Traditional phone providers' enhanced 911 service sends location information on customers directly to emergency services.
The family's ordeal shows that more work is needed to educate consumers about how VoIP emergency services work, said Mark Goldberg of telecom consulting firm Mark H. Goldberg and Associates Inc.
At the end of last year, nearly 15 per cent of Canadian households used cable or VoIP phone services, according to Statistics Canada. It's not the first time that a VoIP customer has called 911 and failed to get help.
"There's going to need to be a lot more communications from the VoIP industry," Mr. Goldberg said.
Elijah was born prematurely in October of 2006. He had a history of heart and lung problems and underwent surgical procedures, but was "perfectly healthy" up until the incident on Tuesday night, according to his family.
Their nightmare began when Elijah woke up crying. His aunt went in to check on him and noticed that his left leg and hand were quivering. She called his mother, Khadija, into the room.
The aunt called 911, but when nobody answered after five rings, she hung up and sought the help of a neighbour. Then she received a call from what she believed was 911 asking if she had called.
She provided the Calgary address, and the person on phone replied: "Okay, we are arranging it right away, so stay on the phone." The line got disconnected, but Ms. Luck believed an ambulance was on the way.
Meanwhile, a neighbour administered CPR, and as time passed and no ambulance appeared, another neighbour called 911 on his home telephone service from cable firm Shaw Communications Inc.
Five minutes and 43 seconds later, an ambulance was at the residence and paramedics administered advanced life support on the way to hospital on Elijah, who was already in cardiac arrest. But it was too late and the youngster was pronounced dead.
The Lucks say that up to 40 minutes may have elapsed before help arrived, but that nobody was watching the clock. The family is wondering whether the toddler would still be alive if an ambulance had arrived sooner.
"We're extremely compassionate of what happened with the family," Comwave president Yuval Barzakay said.
Comwave is still trying to sort out that night's events. The Luck family's call was routed to a third-party call centre in Concord, Ont. Comwave had 10 staff members handling 911 calls across Canada.
According to Mr. Barzakay, the network automatically reconnected the call after the initial failed attempt to contact 911. He couldn't yet say how many rings went unanswered.
The worker at the call centre had a hard time understanding the caller because of a language barrier, Mr. Barzakay said, and relied on the Mississauga address on file and dispatched an ambulance there. He added that customers are encouraged to stay on the phone, but in this case, the caller hung up.
"There was indeed difficulty," Mr. Barzakay said. "Whether it was from hysterics on the call, I'm not sure."

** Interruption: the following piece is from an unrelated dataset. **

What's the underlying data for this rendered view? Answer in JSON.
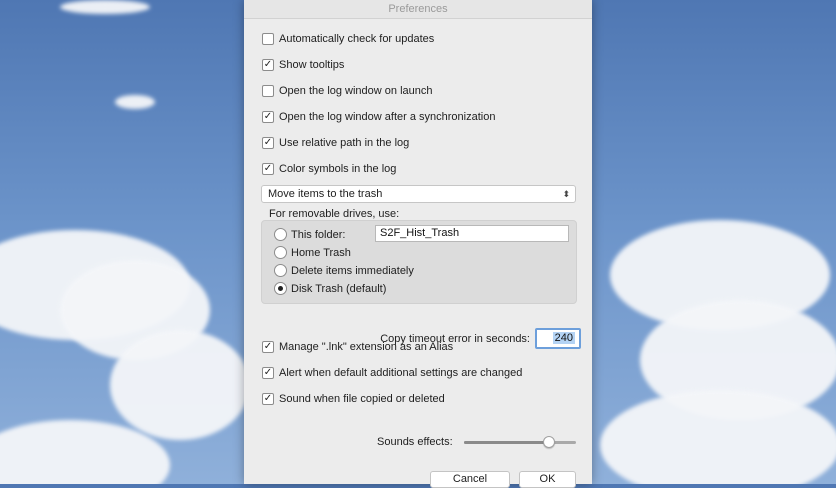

But he acknowledged that the family wasn't to blame. "Clearly, the customer is entitled to receive 911 the moment they press 911."
Elijah's mother said the family moved to Calgary from Mississauga in March of 2006. They changed their mailing address and receive bills in Calgary, but were never told they needed a separate 911 address change.
"I think they are covering their tracks," the mother said. "I'm telling you my son would have survived if the ambulance had come on time."
Mr. Barzakay said Comwave is compliant with the federal telecom regulator's 911 rules for VoIP providers. He said the VoIP industry is moving toward enhanced 911 services.
A spokesman for the Canadian Radio-television and Telecommunications Commission said Thursday that it is following the incident and examining whether the 911 rules were followed.
Calgary Emergency Medical Services is now investigating the routing of the original call.
EMS spokesman Stuart Brideaux pointed out that during an emergency, it's easy to lose track of time, adding that it's "impossible to say" whether the outcome would have been different if the ambulance had arrived sooner.Report Typo/Error